I mean, it’s not as if SALT caps were punitevely directed at Blue States (and let’s not pretend that that level of pettiness or divisiveness is something the Trump administration would shy away from). It’s not as if the tax reform was also poorly thought out in an attempt to merely get reform. I’d also point out the tax reform has led to a $54 billion decrease in charitable giving. I’d also point out that there was a 5% increase in the number of Americans with a balance on their tax bill and an increase in people asking the IRS… Read more »

Benevolus
Benevolus

I wish the media would report this more accurately too. It wasn’t a tax cut for “the rich”, it was a tax cut for corporations. “From 2017 to 2018, the estimated average corporate tax rate fell from 23.4% to 12.1% and individual income taxes as a percentage of personal income fell slightly from 9.6% to 9.2%. GDP growth was level with pre-tax cut projections. Wage growth was marginal and slower than GDP.” https://www.vox.com/policy-and-politics/2019/5/29/18642928/trump-tax-cuts-and-jobs-act-analysis Also, based on the chart from the Tax Foundation (a low-tax, pro-corporate think tank), total tax liability for those making $1M+ went from $139,000,000,000 to $140,000,000,000. Less… Read more »

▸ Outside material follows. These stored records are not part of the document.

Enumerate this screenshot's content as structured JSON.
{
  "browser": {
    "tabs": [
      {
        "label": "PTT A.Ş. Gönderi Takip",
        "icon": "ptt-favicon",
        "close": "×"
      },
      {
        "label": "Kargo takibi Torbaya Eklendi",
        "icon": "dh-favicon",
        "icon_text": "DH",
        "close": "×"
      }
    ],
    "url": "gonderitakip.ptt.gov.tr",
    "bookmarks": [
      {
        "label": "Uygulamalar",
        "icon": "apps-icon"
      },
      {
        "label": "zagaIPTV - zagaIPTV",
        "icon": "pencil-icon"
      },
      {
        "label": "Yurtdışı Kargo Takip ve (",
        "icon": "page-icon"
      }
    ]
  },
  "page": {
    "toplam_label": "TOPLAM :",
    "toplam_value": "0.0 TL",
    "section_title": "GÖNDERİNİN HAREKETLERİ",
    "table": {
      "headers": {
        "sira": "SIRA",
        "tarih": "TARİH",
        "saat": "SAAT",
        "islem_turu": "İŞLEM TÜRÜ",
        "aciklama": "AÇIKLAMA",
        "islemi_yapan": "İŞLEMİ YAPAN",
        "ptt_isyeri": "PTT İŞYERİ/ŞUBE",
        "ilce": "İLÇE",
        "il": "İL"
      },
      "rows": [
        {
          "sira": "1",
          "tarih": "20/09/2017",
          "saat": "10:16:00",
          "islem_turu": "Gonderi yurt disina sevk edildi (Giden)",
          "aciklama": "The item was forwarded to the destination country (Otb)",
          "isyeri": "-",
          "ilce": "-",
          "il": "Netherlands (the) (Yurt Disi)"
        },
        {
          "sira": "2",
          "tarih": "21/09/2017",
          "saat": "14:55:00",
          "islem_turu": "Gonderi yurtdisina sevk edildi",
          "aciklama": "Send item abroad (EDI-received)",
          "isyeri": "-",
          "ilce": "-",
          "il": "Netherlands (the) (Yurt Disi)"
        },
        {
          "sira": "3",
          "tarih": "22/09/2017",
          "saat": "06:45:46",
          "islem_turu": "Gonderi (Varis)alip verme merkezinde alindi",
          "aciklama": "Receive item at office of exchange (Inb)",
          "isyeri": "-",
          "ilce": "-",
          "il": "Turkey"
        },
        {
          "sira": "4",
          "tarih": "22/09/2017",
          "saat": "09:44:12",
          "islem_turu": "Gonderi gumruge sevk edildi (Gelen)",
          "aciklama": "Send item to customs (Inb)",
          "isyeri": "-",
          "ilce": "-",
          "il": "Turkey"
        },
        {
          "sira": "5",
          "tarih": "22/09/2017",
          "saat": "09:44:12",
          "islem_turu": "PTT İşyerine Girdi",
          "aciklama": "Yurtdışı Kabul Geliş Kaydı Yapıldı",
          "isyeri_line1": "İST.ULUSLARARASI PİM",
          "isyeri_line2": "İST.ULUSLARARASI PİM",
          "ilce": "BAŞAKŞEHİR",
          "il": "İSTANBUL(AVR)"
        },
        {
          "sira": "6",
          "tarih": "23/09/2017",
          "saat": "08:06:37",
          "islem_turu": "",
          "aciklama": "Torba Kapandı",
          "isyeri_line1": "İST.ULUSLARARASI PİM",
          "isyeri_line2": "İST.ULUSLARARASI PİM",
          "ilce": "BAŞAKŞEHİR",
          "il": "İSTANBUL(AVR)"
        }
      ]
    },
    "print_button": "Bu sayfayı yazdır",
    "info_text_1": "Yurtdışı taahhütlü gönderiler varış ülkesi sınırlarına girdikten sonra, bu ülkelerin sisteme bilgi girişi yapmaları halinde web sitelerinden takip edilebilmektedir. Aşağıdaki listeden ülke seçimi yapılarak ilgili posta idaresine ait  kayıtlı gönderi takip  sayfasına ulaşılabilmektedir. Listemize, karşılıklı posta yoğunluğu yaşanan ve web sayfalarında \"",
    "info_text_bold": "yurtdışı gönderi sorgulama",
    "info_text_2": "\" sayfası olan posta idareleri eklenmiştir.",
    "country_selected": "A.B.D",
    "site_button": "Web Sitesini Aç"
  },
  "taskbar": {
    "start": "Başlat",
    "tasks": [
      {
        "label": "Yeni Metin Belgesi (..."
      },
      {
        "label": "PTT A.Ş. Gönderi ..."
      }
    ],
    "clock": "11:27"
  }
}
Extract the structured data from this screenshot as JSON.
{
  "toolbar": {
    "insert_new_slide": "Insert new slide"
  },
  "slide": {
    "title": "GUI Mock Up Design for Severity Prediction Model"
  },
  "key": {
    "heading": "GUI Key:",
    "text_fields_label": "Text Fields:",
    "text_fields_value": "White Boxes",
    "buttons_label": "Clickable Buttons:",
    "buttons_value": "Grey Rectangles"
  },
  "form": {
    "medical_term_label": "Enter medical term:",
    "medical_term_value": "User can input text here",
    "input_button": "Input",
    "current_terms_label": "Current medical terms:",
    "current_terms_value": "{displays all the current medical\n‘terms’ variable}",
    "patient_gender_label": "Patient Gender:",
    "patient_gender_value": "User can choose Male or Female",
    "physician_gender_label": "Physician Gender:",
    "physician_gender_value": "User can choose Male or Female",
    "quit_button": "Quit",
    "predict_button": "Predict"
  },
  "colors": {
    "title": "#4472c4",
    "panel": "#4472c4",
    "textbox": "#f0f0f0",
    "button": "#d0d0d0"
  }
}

Dave Bearse
Dave Bearse

The deficit is at $757 billion and personal and corporate income taxes are down year to date. Programs and legislation are only unaffordable and contribute to the deficit when Dems propose them.

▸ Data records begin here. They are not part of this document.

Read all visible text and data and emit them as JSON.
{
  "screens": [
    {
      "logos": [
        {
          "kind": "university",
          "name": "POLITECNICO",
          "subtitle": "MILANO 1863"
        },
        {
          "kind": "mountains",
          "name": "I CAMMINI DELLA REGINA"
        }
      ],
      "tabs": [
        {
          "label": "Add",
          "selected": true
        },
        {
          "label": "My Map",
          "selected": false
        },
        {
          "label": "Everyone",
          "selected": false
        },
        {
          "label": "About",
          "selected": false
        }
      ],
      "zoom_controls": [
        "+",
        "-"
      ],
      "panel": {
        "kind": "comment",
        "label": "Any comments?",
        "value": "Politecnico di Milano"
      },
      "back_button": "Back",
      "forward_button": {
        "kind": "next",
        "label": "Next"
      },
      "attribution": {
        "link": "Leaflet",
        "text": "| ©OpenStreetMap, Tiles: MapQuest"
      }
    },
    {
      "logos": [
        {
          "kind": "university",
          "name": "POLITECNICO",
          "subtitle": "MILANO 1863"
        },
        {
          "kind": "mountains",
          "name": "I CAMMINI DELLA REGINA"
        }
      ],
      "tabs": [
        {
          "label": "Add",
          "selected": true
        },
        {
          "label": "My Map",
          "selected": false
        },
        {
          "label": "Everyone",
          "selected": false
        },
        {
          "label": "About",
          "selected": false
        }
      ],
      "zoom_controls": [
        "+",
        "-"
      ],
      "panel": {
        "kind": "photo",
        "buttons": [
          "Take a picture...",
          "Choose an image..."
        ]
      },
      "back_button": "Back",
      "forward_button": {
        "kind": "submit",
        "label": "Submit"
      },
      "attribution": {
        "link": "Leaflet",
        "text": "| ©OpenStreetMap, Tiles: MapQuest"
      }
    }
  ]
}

NoParty4Me
NoParty4Me

While we are on the topic of spin, remember the tax cut was also touted as increasing wages for the working class. I don’t buy for a second that my minuscule lower weekly payroll taxes, cumulatively $100 a year, is a wage increase. Yes, the Right wing extremists actually used this in media spin. Nor do I buy that my alleged lower taxes is proportional to the rich and corporate tax cuts. The Tax giveaway is a failure. Every economist and budget expert pointed out the time to pay down national debt and reduce deficits is when tax revenues are… Read more »

TartanHopper
TartanHopper

This is a pretty bogus “report” by the Tax Foundation. Looking at total amounts of income tax paid by an income group, without looking at the number of members in that group, inflation, population growth, etc. is completely meaningless. (And looking at the taxes on the “rich” without looking at those who have filed for extensions is really cherry picking the data as well.) The group of taxpayers making $1M or more increased by 7%, so their total income went up significantly. But pulling the original IRS numbers, people making $1M or more paid an average of 28.85% on the… Read more »

davidmac
davidmac

Caveat that anecdotes aren’t data. I’m not wealthy, and I saw a tax increase. The increase in the federal standard deduction is a mixed bag at best. In order to increase the Std. Ded, they wiped out personal exemptions, so if you are MFJ with >3 kids it’s a net loss, even taking into account the expanded CTC. In addition, if you take the standard deduction federally, Georgia law requires that you take the standard deduction in Georgia, which remains at $6k for MFJ – much less than you would take as an itemized filer. For 2018, my total (state+fed)… Read more »

Ellynn
Ellynn

As I stated in early 2018, my tax guy said I was going to be one of the 10% who would either see a raise in percentage paid or would brake even, since I almost always had around $12,000 In tax write off’s (mostly health care related) plus my 1 personal exemption. That was $17,000 I didn’t pay taxes on. Sure enough, my taxes percentage owed was .9% higher then 2017 and I was $600 Under the $12.000 itemized list – which I still had to do to see if I qualified. The payroll deduction really messed me up. I… Read more »